To activate captions, viewers need to press the CC button on the video player.

If you are embedding a YouTube video, you can set the captions to be on by default by adding this string to the end of your video URL or embed tag: ?cc_load_policy=1

Captioning Best Practices

When creating your closed captions, consider some of these captioning best practices:

  • Captions appear on-screen long enough to be read (at least 1 second per caption frame).
  • Limit captions to no more than two lines per frame if possible.
  • Captions must be precisely synchronized with spoken words.
  • Identify speakers when more than one person is on-screen or when the speaker is not visible.
  • Use correct puncutation to clarify meaning.
  • Use correct spelling, even for proper nouns and names.
  • Caption sound effects when they are relevant.
  • Identify when speaker uses slang or has a distinct accent.

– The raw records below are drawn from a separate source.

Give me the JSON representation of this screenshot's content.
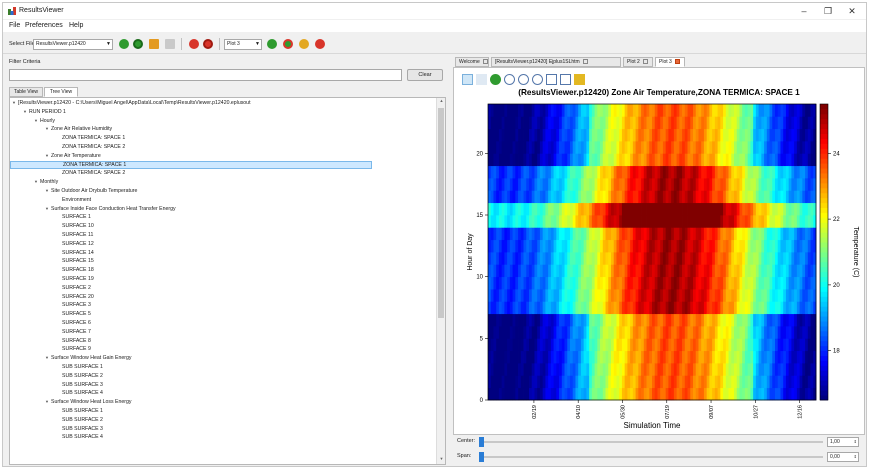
{
  "window": {
    "title": "ResultsViewer"
  },
  "menu": [
    "File",
    "Preferences",
    "Help"
  ],
  "toolbar": {
    "select_label": "Select File",
    "file_value": "ResultsViewer.p12420",
    "plot_value": "Plot 3"
  },
  "left": {
    "filter_label": "Filter Criteria",
    "filter_value": "",
    "clear_label": "Clear",
    "tabs": [
      "Table View",
      "Tree View"
    ],
    "tree": [
      {
        "text": "[ResultsViewer.p12420 - C:\\Users\\Miguel Angel\\AppData\\Local\\Temp\\ResultsViewer.p12420.eplusout",
        "depth": 0,
        "exp": true
      },
      {
        "text": "RUN PERIOD 1",
        "depth": 1,
        "exp": true
      },
      {
        "text": "Hourly",
        "depth": 2,
        "exp": true
      },
      {
        "text": "Zone Air Relative Humidity",
        "depth": 3,
        "exp": true
      },
      {
        "text": "ZONA TERMICA: SPACE 1",
        "depth": 4
      },
      {
        "text": "ZONA TERMICA: SPACE 2",
        "depth": 4
      },
      {
        "text": "Zone Air Temperature",
        "depth": 3,
        "exp": true
      },
      {
        "text": "ZONA TERMICA: SPACE 1",
        "depth": 4,
        "sel": true
      },
      {
        "text": "ZONA TERMICA: SPACE 2",
        "depth": 4
      },
      {
        "text": "Monthly",
        "depth": 2,
        "exp": true
      },
      {
        "text": "Site Outdoor Air Drybulb Temperature",
        "depth": 3,
        "exp": true
      },
      {
        "text": "Environment",
        "depth": 4
      },
      {
        "text": "Surface Inside Face Conduction Heat Transfer Energy",
        "depth": 3,
        "exp": true
      },
      {
        "text": "SURFACE 1",
        "depth": 4
      },
      {
        "text": "SURFACE 10",
        "depth": 4
      },
      {
        "text": "SURFACE 11",
        "depth": 4
      },
      {
        "text": "SURFACE 12",
        "depth": 4
      },
      {
        "text": "SURFACE 14",
        "depth": 4
      },
      {
        "text": "SURFACE 15",
        "depth": 4
      },
      {
        "text": "SURFACE 18",
        "depth": 4
      },
      {
        "text": "SURFACE 19",
        "depth": 4
      },
      {
        "text": "SURFACE 2",
        "depth": 4
      },
      {
        "text": "SURFACE 20",
        "depth": 4
      },
      {
        "text": "SURFACE 3",
        "depth": 4
      },
      {
        "text": "SURFACE 5",
        "depth": 4
      },
      {
        "text": "SURFACE 6",
        "depth": 4
      },
      {
        "text": "SURFACE 7",
        "depth": 4
      },
      {
        "text": "SURFACE 8",
        "depth": 4
      },
      {
        "text": "SURFACE 9",
        "depth": 4
      },
      {
        "text": "Surface Window Heat Gain Energy",
        "depth": 3,
        "exp": true
      },
      {
        "text": "SUB SURFACE 1",
        "depth": 4
      },
      {
        "text": "SUB SURFACE 2",
        "depth": 4
      },
      {
        "text": "SUB SURFACE 3",
        "depth": 4
      },
      {
        "text": "SUB SURFACE 4",
        "depth": 4
      },
      {
        "text": "Surface Window Heat Loss Energy",
        "depth": 3,
        "exp": true
      },
      {
        "text": "SUB SURFACE 1",
        "depth": 4
      },
      {
        "text": "SUB SURFACE 2",
        "depth": 4
      },
      {
        "text": "SUB SURFACE 3",
        "depth": 4
      },
      {
        "text": "SUB SURFACE 4",
        "depth": 4
      }
    ]
  },
  "right": {
    "tabs": [
      "Welcome",
      "[ResultsViewer.p12420] Ejplus1SLhtm",
      "Plot 2",
      "Plot 3"
    ],
    "active_tab": 3,
    "center_label": "Center:",
    "span_label": "Span:",
    "center_value": "1,00",
    "span_value": "0,00"
  },
  "chart_data": {
    "type": "heatmap",
    "title": "(ResultsViewer.p12420) Zone Air Temperature,ZONA TERMICA: SPACE 1",
    "xlabel": "Simulation Time",
    "ylabel": "Hour of Day",
    "colorbar_label": "Temperature (C)",
    "x_ticks": [
      "02/19",
      "04/10",
      "05/30",
      "07/19",
      "09/07",
      "10/27",
      "12/16"
    ],
    "y_ticks": [
      0,
      5,
      10,
      15,
      20
    ],
    "ylim": [
      0,
      24
    ],
    "colorbar_ticks": [
      18,
      20,
      22,
      24
    ],
    "colorbar_range": [
      16.5,
      25.5
    ],
    "notes": "Daily columns across the year; cool (blue) in winter months, warm (red) mid-year peaking ~24-25C in late summer; warm band around hours 14-15 and occupancy step near hours 7-18."
  }
}
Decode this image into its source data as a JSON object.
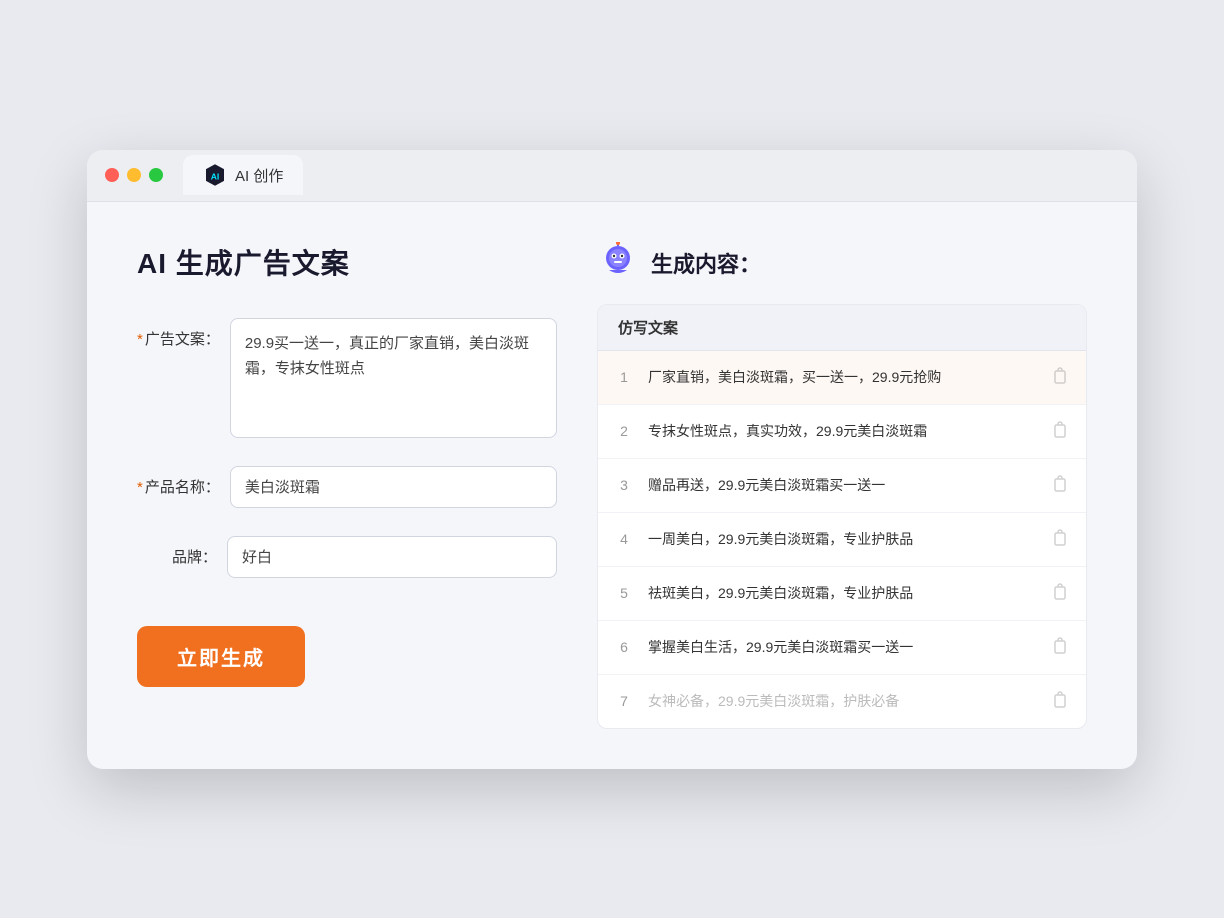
{
  "browser": {
    "tab_label": "AI 创作"
  },
  "page": {
    "title": "AI 生成广告文案"
  },
  "form": {
    "ad_copy_label": "广告文案：",
    "ad_copy_required": "*",
    "ad_copy_value": "29.9买一送一，真正的厂家直销，美白淡斑霜，专抹女性斑点",
    "product_name_label": "产品名称：",
    "product_name_required": "*",
    "product_name_value": "美白淡斑霜",
    "brand_label": "品牌：",
    "brand_value": "好白",
    "generate_button": "立即生成"
  },
  "result": {
    "title": "生成内容：",
    "column_header": "仿写文案",
    "items": [
      {
        "num": "1",
        "text": "厂家直销，美白淡斑霜，买一送一，29.9元抢购",
        "muted": false
      },
      {
        "num": "2",
        "text": "专抹女性斑点，真实功效，29.9元美白淡斑霜",
        "muted": false
      },
      {
        "num": "3",
        "text": "赠品再送，29.9元美白淡斑霜买一送一",
        "muted": false
      },
      {
        "num": "4",
        "text": "一周美白，29.9元美白淡斑霜，专业护肤品",
        "muted": false
      },
      {
        "num": "5",
        "text": "祛斑美白，29.9元美白淡斑霜，专业护肤品",
        "muted": false
      },
      {
        "num": "6",
        "text": "掌握美白生活，29.9元美白淡斑霜买一送一",
        "muted": false
      },
      {
        "num": "7",
        "text": "女神必备，29.9元美白淡斑霜，护肤必备",
        "muted": true
      }
    ]
  }
}
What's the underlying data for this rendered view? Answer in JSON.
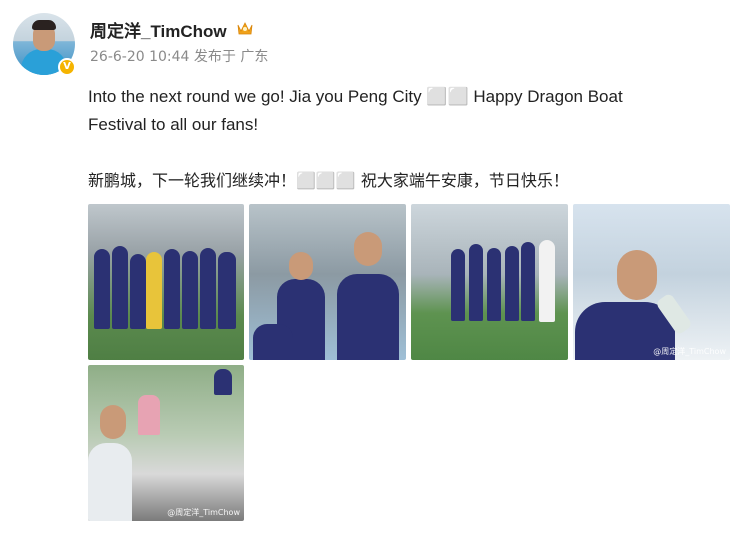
{
  "author": {
    "name": "周定洋_TimChow",
    "badge_icon": "crown-icon",
    "verified_icon": "verified-v-icon",
    "verified_color": "#f5b400"
  },
  "post_meta": {
    "timestamp_and_location": "26-6-20 10:44 发布于 广东"
  },
  "post_text": {
    "english_line1": "Into the next round we go! Jia you Peng City ⬜⬜ Happy Dragon Boat",
    "english_line2": "Festival to all our fans!",
    "chinese_line": "新鹏城，下一轮我们继续冲！⬜⬜⬜ 祝大家端午安康，节日快乐！"
  },
  "photos": [
    {
      "description_icon": "team-photo",
      "watermark": ""
    },
    {
      "description_icon": "player-with-kids",
      "watermark": ""
    },
    {
      "description_icon": "team-on-pitch",
      "watermark": ""
    },
    {
      "description_icon": "player-drinking",
      "watermark": "@周定洋_TimChow"
    },
    {
      "description_icon": "player-in-stands",
      "watermark": "@周定洋_TimChow"
    }
  ]
}
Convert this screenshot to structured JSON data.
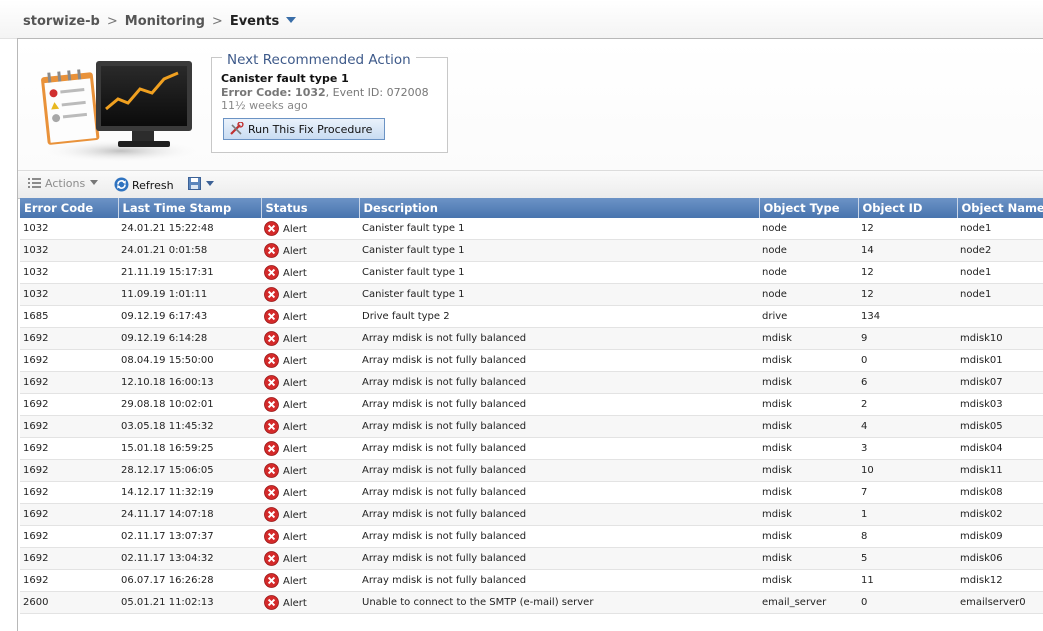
{
  "breadcrumb": {
    "items": [
      "storwize-b",
      "Monitoring",
      "Events"
    ],
    "separator": ">"
  },
  "recommended_action": {
    "heading": "Next Recommended Action",
    "title": "Canister fault type 1",
    "error_code_label": "Error Code:",
    "error_code": "1032",
    "event_id_text": ", Event ID: 072008",
    "age": "11½ weeks ago",
    "button_label": "Run This Fix Procedure"
  },
  "toolbar": {
    "actions_label": "Actions",
    "refresh_label": "Refresh"
  },
  "table": {
    "columns": [
      "Error Code",
      "Last Time Stamp",
      "Status",
      "Description",
      "Object Type",
      "Object ID",
      "Object Name"
    ],
    "rows": [
      {
        "error_code": "1032",
        "timestamp": "24.01.21 15:22:48",
        "status": "Alert",
        "description": "Canister fault type 1",
        "object_type": "node",
        "object_id": "12",
        "object_name": "node1"
      },
      {
        "error_code": "1032",
        "timestamp": "24.01.21 0:01:58",
        "status": "Alert",
        "description": "Canister fault type 1",
        "object_type": "node",
        "object_id": "14",
        "object_name": "node2"
      },
      {
        "error_code": "1032",
        "timestamp": "21.11.19 15:17:31",
        "status": "Alert",
        "description": "Canister fault type 1",
        "object_type": "node",
        "object_id": "12",
        "object_name": "node1"
      },
      {
        "error_code": "1032",
        "timestamp": "11.09.19 1:01:11",
        "status": "Alert",
        "description": "Canister fault type 1",
        "object_type": "node",
        "object_id": "12",
        "object_name": "node1"
      },
      {
        "error_code": "1685",
        "timestamp": "09.12.19 6:17:43",
        "status": "Alert",
        "description": "Drive fault type 2",
        "object_type": "drive",
        "object_id": "134",
        "object_name": ""
      },
      {
        "error_code": "1692",
        "timestamp": "09.12.19 6:14:28",
        "status": "Alert",
        "description": "Array mdisk is not fully balanced",
        "object_type": "mdisk",
        "object_id": "9",
        "object_name": "mdisk10"
      },
      {
        "error_code": "1692",
        "timestamp": "08.04.19 15:50:00",
        "status": "Alert",
        "description": "Array mdisk is not fully balanced",
        "object_type": "mdisk",
        "object_id": "0",
        "object_name": "mdisk01"
      },
      {
        "error_code": "1692",
        "timestamp": "12.10.18 16:00:13",
        "status": "Alert",
        "description": "Array mdisk is not fully balanced",
        "object_type": "mdisk",
        "object_id": "6",
        "object_name": "mdisk07"
      },
      {
        "error_code": "1692",
        "timestamp": "29.08.18 10:02:01",
        "status": "Alert",
        "description": "Array mdisk is not fully balanced",
        "object_type": "mdisk",
        "object_id": "2",
        "object_name": "mdisk03"
      },
      {
        "error_code": "1692",
        "timestamp": "03.05.18 11:45:32",
        "status": "Alert",
        "description": "Array mdisk is not fully balanced",
        "object_type": "mdisk",
        "object_id": "4",
        "object_name": "mdisk05"
      },
      {
        "error_code": "1692",
        "timestamp": "15.01.18 16:59:25",
        "status": "Alert",
        "description": "Array mdisk is not fully balanced",
        "object_type": "mdisk",
        "object_id": "3",
        "object_name": "mdisk04"
      },
      {
        "error_code": "1692",
        "timestamp": "28.12.17 15:06:05",
        "status": "Alert",
        "description": "Array mdisk is not fully balanced",
        "object_type": "mdisk",
        "object_id": "10",
        "object_name": "mdisk11"
      },
      {
        "error_code": "1692",
        "timestamp": "14.12.17 11:32:19",
        "status": "Alert",
        "description": "Array mdisk is not fully balanced",
        "object_type": "mdisk",
        "object_id": "7",
        "object_name": "mdisk08"
      },
      {
        "error_code": "1692",
        "timestamp": "24.11.17 14:07:18",
        "status": "Alert",
        "description": "Array mdisk is not fully balanced",
        "object_type": "mdisk",
        "object_id": "1",
        "object_name": "mdisk02"
      },
      {
        "error_code": "1692",
        "timestamp": "02.11.17 13:07:37",
        "status": "Alert",
        "description": "Array mdisk is not fully balanced",
        "object_type": "mdisk",
        "object_id": "8",
        "object_name": "mdisk09"
      },
      {
        "error_code": "1692",
        "timestamp": "02.11.17 13:04:32",
        "status": "Alert",
        "description": "Array mdisk is not fully balanced",
        "object_type": "mdisk",
        "object_id": "5",
        "object_name": "mdisk06"
      },
      {
        "error_code": "1692",
        "timestamp": "06.07.17 16:26:28",
        "status": "Alert",
        "description": "Array mdisk is not fully balanced",
        "object_type": "mdisk",
        "object_id": "11",
        "object_name": "mdisk12"
      },
      {
        "error_code": "2600",
        "timestamp": "05.01.21 11:02:13",
        "status": "Alert",
        "description": "Unable to connect to the SMTP (e-mail) server",
        "object_type": "email_server",
        "object_id": "0",
        "object_name": "emailserver0"
      }
    ]
  },
  "icons": {
    "status": "alert-x-icon",
    "refresh": "refresh-icon",
    "save": "save-icon",
    "actions": "list-icon",
    "fix": "wrench-icon"
  },
  "colors": {
    "header_blue": "#4874ae",
    "alert_red": "#cc0000",
    "button_border": "#6b93c4"
  }
}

Free Video Captioning Software

As an alternative to the captioning methods described here, there are a number of free captioning and subtitling programs that are robust and user-friendly.

The most popular programs are Magpie, which is available for Windows and Mac and Subtitle Workshop, which is for Windows only.

More Tips on DIY Captioning

For more advice and resources on creating your own captions from scratch, check out our free whitepaper:

Download free whitepaper: Everything you need to know to transcribe videos & create closed captions in-house

This post was originally published on July 14, 2010 by Tole Khesin as “How to Create Free High Quality Captions with the Help of YouTube” and has been updated.

Read the free report: 2017 State of Captioning.

The closed caption CC icon shown in the middle of a TV.